Aesthetically, Axiom borrowed equally from the anarchopunk tradition (circled A and crossed $, peace symbol visible in the band's font...) and the crust beauty canons (hairy and slimy font, chaos cross...). Since it was 1997, some elements of the cover and booklet are rather pixelated which is unfortunate but pretty typical of a time when digital imaging was still new (but no one realized that it would look old much quicker than the cut'n'paste technique... oh well, what do they say about hindsight again?). The lyrics are obviously of a highly political nature as the band promoted "Freedom through: community, education, direct action". The subjects tackled on the Ep are the corrupt nature of capitalism and its upholders, drug use as a sad way to cope with life, war (you didn't see that one coming, did you?) and the prison system and how it is part of the social fabric. In addition to the lyrics, there is a massive booklet with essays, statistics, articles, pictures, drawings etc in order to illustrate the band's message and provide more information about the topics that the songs deal with. Some parts of the booklet haven't aged that well - which makes sense since the articles were accurately contextualized and were written 20 years ago - but it is still a very good illustration of the state of the anarchopunk scene in the late 90's and of the bitterness and frustration felt by the band about the passivity and hypocrisy of the political punk scene at the time. I especially recommend the essay that opens the booklet, which is about punk and apathy. Idealistic maybe but at least it is heartfelt and a lot of the criticism still rings true.

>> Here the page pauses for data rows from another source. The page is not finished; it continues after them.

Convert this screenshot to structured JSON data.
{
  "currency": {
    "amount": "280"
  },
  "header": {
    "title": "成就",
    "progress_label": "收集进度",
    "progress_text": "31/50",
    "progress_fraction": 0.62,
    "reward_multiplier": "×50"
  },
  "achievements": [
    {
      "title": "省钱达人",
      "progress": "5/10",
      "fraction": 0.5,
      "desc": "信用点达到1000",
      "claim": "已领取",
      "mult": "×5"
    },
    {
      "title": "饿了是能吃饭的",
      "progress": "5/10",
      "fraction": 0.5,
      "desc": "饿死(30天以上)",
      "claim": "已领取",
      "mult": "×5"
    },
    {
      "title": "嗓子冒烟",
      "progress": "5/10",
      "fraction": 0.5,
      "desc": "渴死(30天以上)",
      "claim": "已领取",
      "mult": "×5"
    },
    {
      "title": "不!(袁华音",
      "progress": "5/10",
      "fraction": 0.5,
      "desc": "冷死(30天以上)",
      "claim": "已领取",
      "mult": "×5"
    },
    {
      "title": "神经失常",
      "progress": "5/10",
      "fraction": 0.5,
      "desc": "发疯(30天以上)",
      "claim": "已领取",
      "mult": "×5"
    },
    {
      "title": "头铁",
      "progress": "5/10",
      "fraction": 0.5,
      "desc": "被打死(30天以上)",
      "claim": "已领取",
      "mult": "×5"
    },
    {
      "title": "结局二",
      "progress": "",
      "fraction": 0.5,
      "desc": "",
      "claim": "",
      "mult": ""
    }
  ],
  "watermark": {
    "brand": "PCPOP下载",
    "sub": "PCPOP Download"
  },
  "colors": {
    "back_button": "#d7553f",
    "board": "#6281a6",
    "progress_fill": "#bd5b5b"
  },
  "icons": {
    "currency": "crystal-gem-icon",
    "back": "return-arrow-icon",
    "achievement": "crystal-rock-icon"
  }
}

After Axiom split up, Joel drummed for short-lived bands like Ausgebombt and Midnight and accessorily started singing for a band called Hellshock (you may have heard of them, they're kinda famous), while Alex and Kevin formed War Machine with Kelly and Hopper from Detestation. As for Ben, he joined Resistant Culture in the early 00's. Apparently, Axiom reformed recently, though I am clueless about the current line-up (I know Ben is part of it), and they recorded a new album that can be listened to on the internet and sounds pretty good, judging from the few songs I have heard.